Everyone knows that nutrients contribute to and support the right functioning of the six senses, which are hearing, taste, smell, sight, touch and proprioception which is the ability of a person to discern where their body is in space. The following are some of the foods that help the six senses function the way they should:

For the Eyes

Vitamin A has long been known to support the health of the eyes. Deficiencies can result in night blindness, cataracts and blurred vision. The trouble with vitamin A is that the body can’t really process it. It needs to be taken as a substance called beta carotene before the body converts it into vitamin A. Fortunately, there are lots of plant foods rich in beta carotene. They include most of the fruits and plants that have red, orange or yellow pigments such as sweet peppers, carrots, sweet potatoes and butternut squash. Cantaloupe is also rich in beta carotene as are green, leafy vegetables such as beet greens and spinach. One type of animal protein that can provide vitamin A is fresh, cooked tuna.

Another nutrient that supports the health of the eyes is zinc, a mineral that is necessary for the immune system and normal growth. Zinc deficiencies can lead to visual impairments. Foods rich in zinc are steamed oysters, beef, including rib eye steak and blade roast and toasted wheat germ.

Good levels of vitamin E also protect against amblyopia, an eye condition that affects children, cataracts, eye strain. Good levels of vitamin E help prevent nearsightedness in middle aged people. Foods rich in vitamin E include vegetable oils, soybeans, peanuts, whole grains, spinach and wheat germ.

A vitamin D deficiency may also contribute to nearsightedness. Fortunately, this vitamin is one of the few that the body can manufacture. A person should spend about 15 minutes a day in the sun which allows the body to synthesize the vitamin. Other sources of vitamin D are fortified milk and breakfast cereals.

For Hearing

Nutritionists still aren’t sure what manganese does in the body, but a person who is deficient in this mineral may be plagued by tinnitus, or ringing in the ear. If the deficiency goes on long enough, it can result in deafness in both babies and adults that might need to be corrected by cic hearing aids. Sources of manganese include whole grains; egg yolks; green, leafy vegetables such as kale; shellfish such as shrimp, clams and oysters; nuts; organ meats such as liver and milk.

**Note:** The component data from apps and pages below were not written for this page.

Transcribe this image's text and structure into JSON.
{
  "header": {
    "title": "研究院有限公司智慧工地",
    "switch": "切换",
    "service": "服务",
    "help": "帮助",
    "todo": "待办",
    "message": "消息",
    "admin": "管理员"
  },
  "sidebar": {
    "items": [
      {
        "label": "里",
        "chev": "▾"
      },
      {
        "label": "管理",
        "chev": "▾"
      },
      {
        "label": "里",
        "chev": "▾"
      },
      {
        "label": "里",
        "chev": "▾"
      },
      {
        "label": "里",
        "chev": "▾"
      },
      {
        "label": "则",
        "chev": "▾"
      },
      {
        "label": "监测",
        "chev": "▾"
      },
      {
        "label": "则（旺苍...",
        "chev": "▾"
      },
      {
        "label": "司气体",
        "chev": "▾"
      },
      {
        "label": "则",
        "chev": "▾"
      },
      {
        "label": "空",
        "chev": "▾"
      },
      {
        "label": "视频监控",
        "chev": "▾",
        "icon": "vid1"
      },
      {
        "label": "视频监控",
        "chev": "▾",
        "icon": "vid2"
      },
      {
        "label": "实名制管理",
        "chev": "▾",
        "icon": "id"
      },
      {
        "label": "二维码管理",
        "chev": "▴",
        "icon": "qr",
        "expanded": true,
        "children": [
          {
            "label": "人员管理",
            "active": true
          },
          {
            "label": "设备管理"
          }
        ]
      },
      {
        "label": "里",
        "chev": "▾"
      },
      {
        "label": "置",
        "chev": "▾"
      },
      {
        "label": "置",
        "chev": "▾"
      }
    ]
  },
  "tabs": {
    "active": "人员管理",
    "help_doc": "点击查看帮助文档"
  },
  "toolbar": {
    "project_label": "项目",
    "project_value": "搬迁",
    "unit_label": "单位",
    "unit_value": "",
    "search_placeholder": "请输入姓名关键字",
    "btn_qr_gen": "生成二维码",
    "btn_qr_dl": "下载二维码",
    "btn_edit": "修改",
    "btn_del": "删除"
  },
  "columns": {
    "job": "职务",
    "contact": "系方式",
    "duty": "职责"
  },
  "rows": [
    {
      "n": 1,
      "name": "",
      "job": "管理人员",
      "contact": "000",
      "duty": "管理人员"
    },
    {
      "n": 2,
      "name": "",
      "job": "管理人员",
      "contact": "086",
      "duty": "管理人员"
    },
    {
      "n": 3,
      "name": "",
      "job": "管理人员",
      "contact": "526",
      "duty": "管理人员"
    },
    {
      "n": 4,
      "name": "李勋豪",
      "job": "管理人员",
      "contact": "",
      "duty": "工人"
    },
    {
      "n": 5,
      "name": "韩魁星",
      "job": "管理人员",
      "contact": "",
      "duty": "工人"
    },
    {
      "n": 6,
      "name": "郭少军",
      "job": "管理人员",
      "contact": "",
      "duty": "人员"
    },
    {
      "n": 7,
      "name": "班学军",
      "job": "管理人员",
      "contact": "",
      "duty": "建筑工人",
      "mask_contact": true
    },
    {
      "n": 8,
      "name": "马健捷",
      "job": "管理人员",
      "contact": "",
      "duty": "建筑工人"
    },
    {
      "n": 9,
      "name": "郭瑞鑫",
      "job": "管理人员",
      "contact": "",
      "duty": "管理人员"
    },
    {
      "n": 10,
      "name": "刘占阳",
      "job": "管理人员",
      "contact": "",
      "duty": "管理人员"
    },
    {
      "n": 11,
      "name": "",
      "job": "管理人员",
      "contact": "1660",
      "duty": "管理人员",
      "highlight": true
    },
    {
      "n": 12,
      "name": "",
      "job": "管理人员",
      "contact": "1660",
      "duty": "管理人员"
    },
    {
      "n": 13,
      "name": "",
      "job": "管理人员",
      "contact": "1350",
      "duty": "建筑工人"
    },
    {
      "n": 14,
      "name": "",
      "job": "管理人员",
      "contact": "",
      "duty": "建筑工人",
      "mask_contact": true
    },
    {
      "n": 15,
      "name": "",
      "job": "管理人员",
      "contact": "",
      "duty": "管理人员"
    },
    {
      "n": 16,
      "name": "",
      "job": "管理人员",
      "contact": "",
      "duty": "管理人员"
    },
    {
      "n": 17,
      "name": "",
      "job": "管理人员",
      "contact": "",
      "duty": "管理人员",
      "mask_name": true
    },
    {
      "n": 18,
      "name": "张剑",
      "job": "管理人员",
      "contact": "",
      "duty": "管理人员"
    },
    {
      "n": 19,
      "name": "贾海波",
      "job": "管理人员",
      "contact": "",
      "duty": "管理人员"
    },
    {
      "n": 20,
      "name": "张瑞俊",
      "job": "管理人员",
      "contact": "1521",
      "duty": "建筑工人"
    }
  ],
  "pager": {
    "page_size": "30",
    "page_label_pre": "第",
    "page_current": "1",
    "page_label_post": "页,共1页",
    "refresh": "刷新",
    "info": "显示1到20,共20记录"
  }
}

For Touch

A vitamin D deficiency can lead to numbness and tingling in the extremities. These symptoms can be joined by muscle spasms. Taken together, they are the symptoms of a condition called tetany. A person who is lacking in vitamin B12 may experience numbness, shooting pains or needles-and-pins or hot-and-cold sensations over their skin. Sources of vitamin B12 include organ meats such as liver and kidney, muscle meats such as steak, fish and dairy products.

For Proprioception

One of the symptoms of a deficiency of potassium is weakness and impairment of neuromuscular function which can affect a person’s proprioception. The person’s reflexes are dulled and their muscles eventually grow soft and flabby. A deficiency in manganese can lead to ataxia, which is a lack of muscular coordination. Severe deficiencies of manganese can lead to paralysis.

For Smell and Taste

These two senses work together, and a zinc deficiency can impair both of them. The loss of taste and smell sensitivity that comes with a zinc deficiency can kill a person’s appetite and lead to malnutrition. Folic acid also supports the sense of taste, or at least the ability to eat. Deficiencies in this B vitamin can result in a swollen and inflamed tongue. Foods rich in folic acid are liver, green leafy vegetables and brewer’s yeast.

Conclusion

The good news about the nutrients that support the six senses is that they are easy to obtain, at least in western countries. A well-balanced diet should stave off the deficiencies that lead to problems with hearing, smell, taste, touch, sight and proprioception.